Regarding which document should describe the downturn, we do not have a preference on whether the draft GLs describe the downturn methodology in detail or if it only refers to the RTS. We do not prefer a similar text in two different documents, as this might lead to differences in future updates.
As stated in the answer to question 1, the steps in the process to arrive at PD, LGD and EAD parameters that contribute the most to the unwarranted risk weight variation should be addressed the most. These steps could benefit from additional detailed rules. However, if in certain steps additional details are required, while in other steps a fair amount of subjectivity is still retained, one could argue that the additional detailed rules are only contributing to a more operational burden without harvesting the benefits.
A potential step in the process that is still quite subjective is the determination of what or how severe a downturn actually is, while for institutions present in the same markets, the downturn should be quite similar (while the impact on such a downturn could be different).
So it makes sense to take less detailed, but clear and objective steps in determining the economic factors in a downturn scenario. This would lower the complexity and reduce the unwarranted risk weight variation.
With the Reference Value approach alignment with IFRS 9 and stress testing methodology is possible due to its less prescriptive detail. Simultaneously, by having a simple, clear and objective reference value (such as the worst 2-year average) the unwanted RWA variance is reduced. From a cost-benefit perspective, this is preferable over the model component approach.
The Supervisory Add-on approach is seen as too simplified to the point where it loses the risk sensitivity of the model.
As this question was answered by individual institutions some answers partly overlap:
• The downturn period is identified based on a combination of internal and external (macro-economic) data. In case downturn is observed in sufficient internal data, then the downturn adjustment is determined based on the worst average observed values in the downturn period. In case of insufficient internal data, then benchmarking is used based on a.o. external data.
• Note that the downturn adjustment is analysed per model component as there can be different drivers between the cure rate and recovery rate. But the average observed overall LGD is also considered in case the worst observation per model component occurs at different moments in time. This to avoid overly conservative downturn LGDs.

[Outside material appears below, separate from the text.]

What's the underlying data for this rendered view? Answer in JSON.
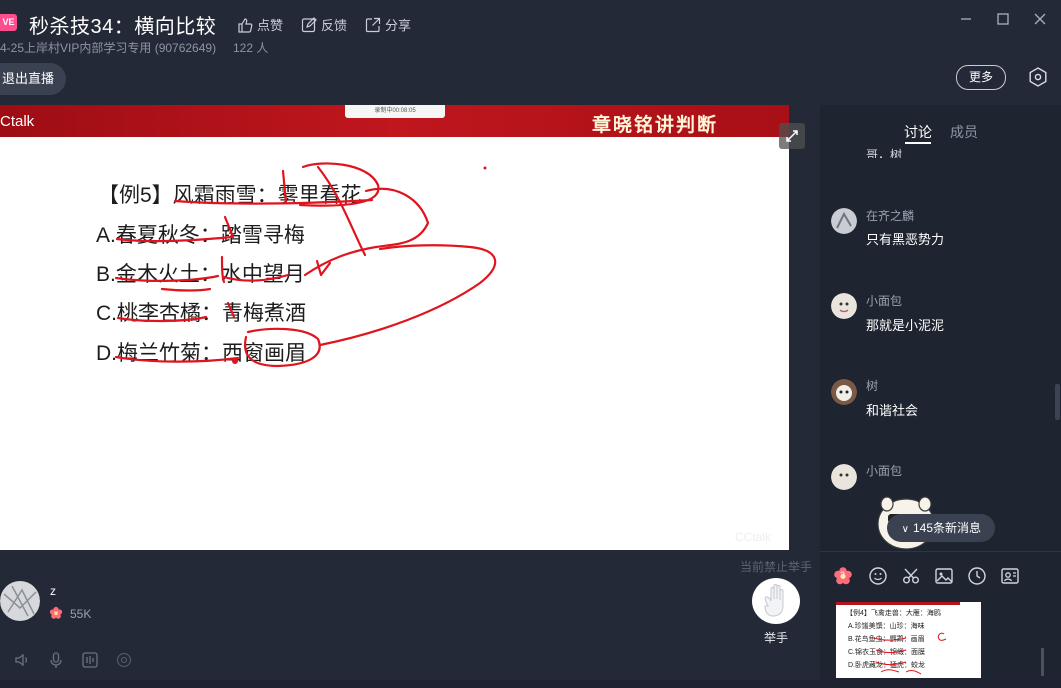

• For some models we apply a multi-plication factor to translate the average LGD into a downturn LGD.
• For some models we identify the downturn years for cure rate and loss-given-loss and stress the model component or its underlying risk drivers.

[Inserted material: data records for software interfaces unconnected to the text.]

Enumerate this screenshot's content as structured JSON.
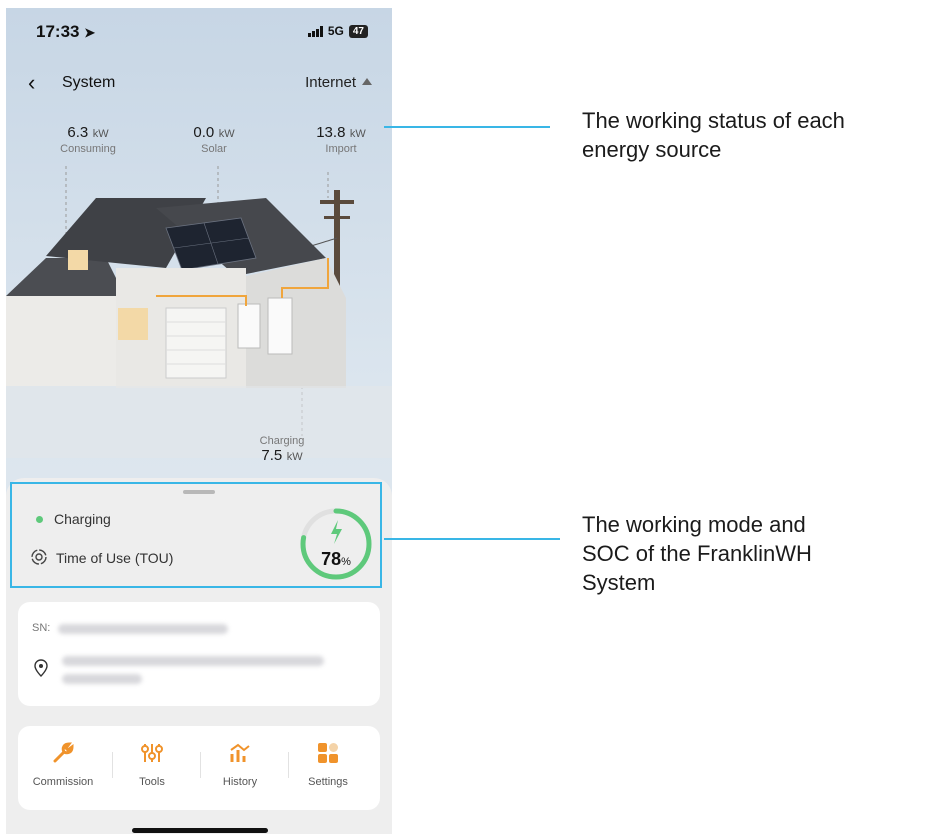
{
  "statusbar": {
    "time": "17:33",
    "network": "5G",
    "battery": "47"
  },
  "nav": {
    "title": "System",
    "right_label": "Internet"
  },
  "metrics": {
    "consuming": {
      "value": "6.3",
      "unit": "kW",
      "label": "Consuming"
    },
    "solar": {
      "value": "0.0",
      "unit": "kW",
      "label": "Solar"
    },
    "import": {
      "value": "13.8",
      "unit": "kW",
      "label": "Import"
    },
    "battery": {
      "value": "7.5",
      "unit": "kW",
      "label": "Charging"
    }
  },
  "status": {
    "state": "Charging",
    "mode": "Time of Use (TOU)",
    "soc_value": "78",
    "soc_unit": "%",
    "soc_fraction": 0.78
  },
  "info": {
    "sn_label": "SN:"
  },
  "actions": [
    "Commission",
    "Tools",
    "History",
    "Settings"
  ],
  "annotations": {
    "top": "The working status of each energy source",
    "top_lines": [
      "The working status of each",
      "energy source"
    ],
    "bottom_lines": [
      "The working mode and",
      "SOC of the FranklinWH",
      "System"
    ]
  },
  "colors": {
    "accent": "#39b6e6",
    "soc_green": "#5ec97b",
    "action_orange": "#f0932b"
  }
}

• Regarding the model approach: the model components or underlying risk drivers are stressed. Stress factors are based on historical data or input of experts.